Freedom of Speech

Editor's Note: President Lee C. Bollinger delivered this address to incoming first-year undergraduates and their families on Monday, August 29, 2016.

Michael Schudson Columbia University
The right to know is so ubiquitous today that it’s hard to imagine a time when citizens, consumers and patients had no access to information we now consider basic.

Columbia awarded its first Global Freedom of Expression Prizes to courts in Turkey and Zimbabwe and to a U.K.-based legal services organization in recognition of their contributions to free speech and a free press.

Columbia University’s inaugural Global Freedom of Expression Prizes were awarded on March 11 to the Constitutional Court of Turkey, the Constitutional Court of Zimbabwe and the Media Legal Defence Initiative (MLDI).

Columbia University’s inaugural Global Freedom of Expression Prizes were awarded on March 11 to the Constitutional Court of Turkey, the Constitutional Court of Zimbabwe and the Media Legal Defence Initiative (MLDI). The awards, established earlier this year by University President Lee C.

Columbia University President Lee C. Bollinger reflects on the inaugural Global Freedom of Expression Prizes, which recognize the best judicial decisions and legal representation around the world in advancing international legal norms and principles of freedom of expression.

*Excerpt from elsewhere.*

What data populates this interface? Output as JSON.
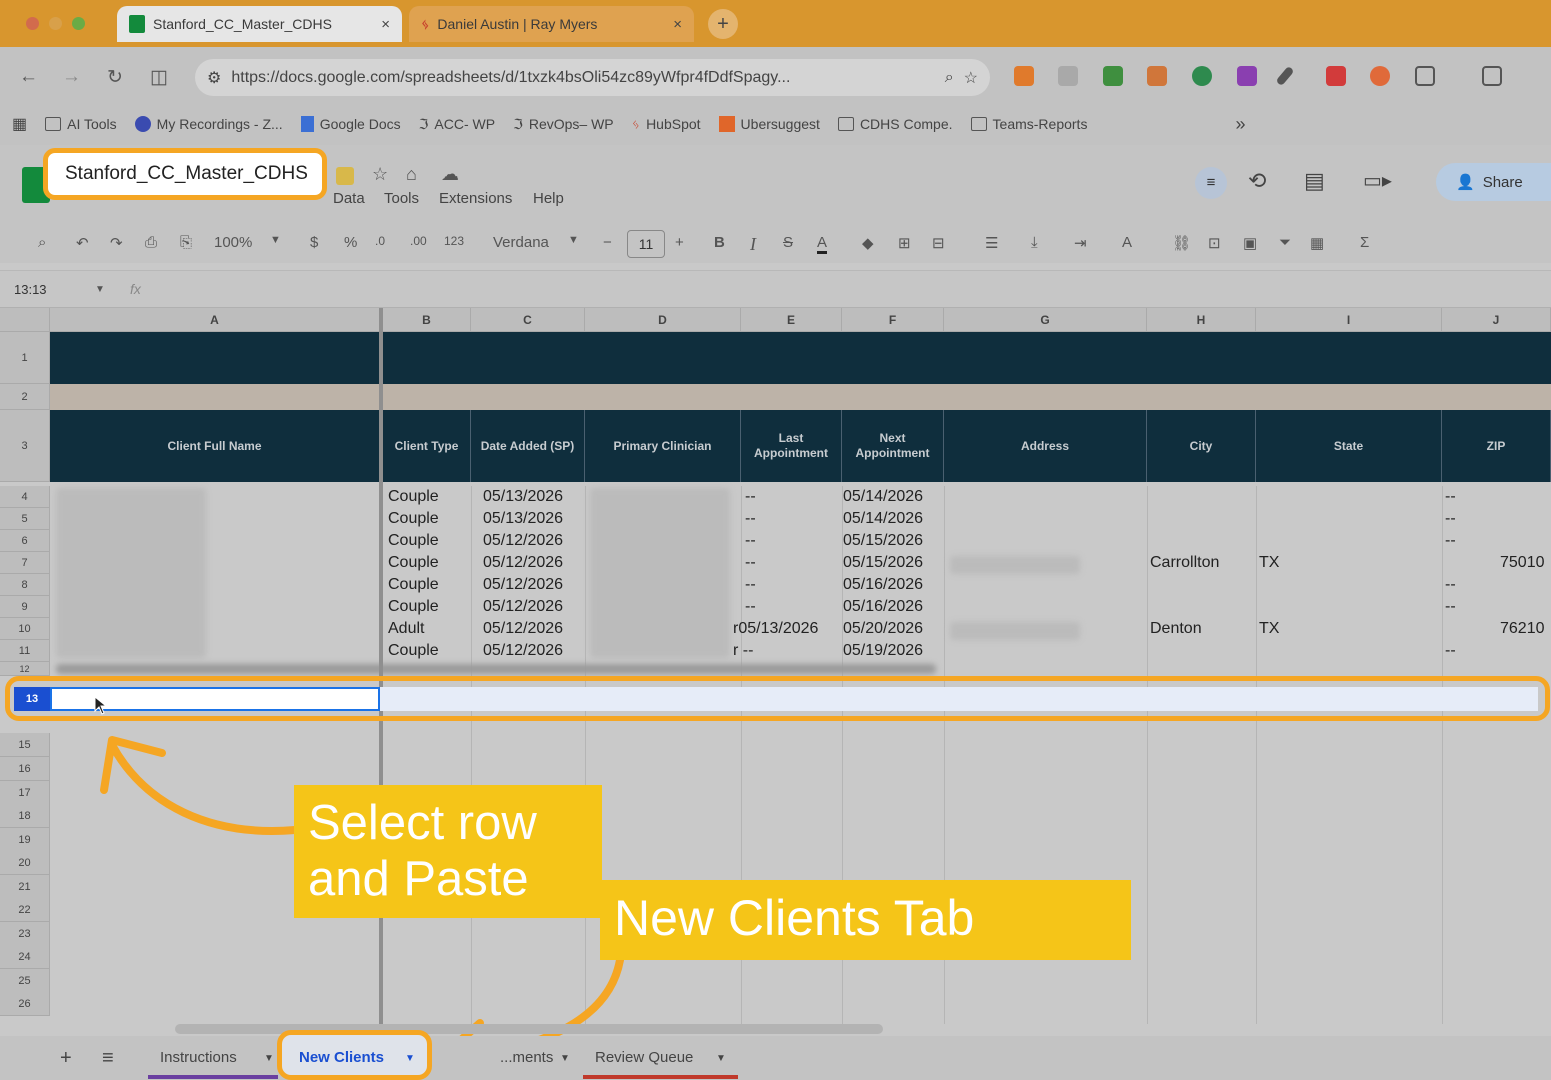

As our university has made clear from the outset of this recent story, we are deeply concerned about any government activity that would chill the freedom of thought or intrude upon student privacy, both of which are so essential to our academic community.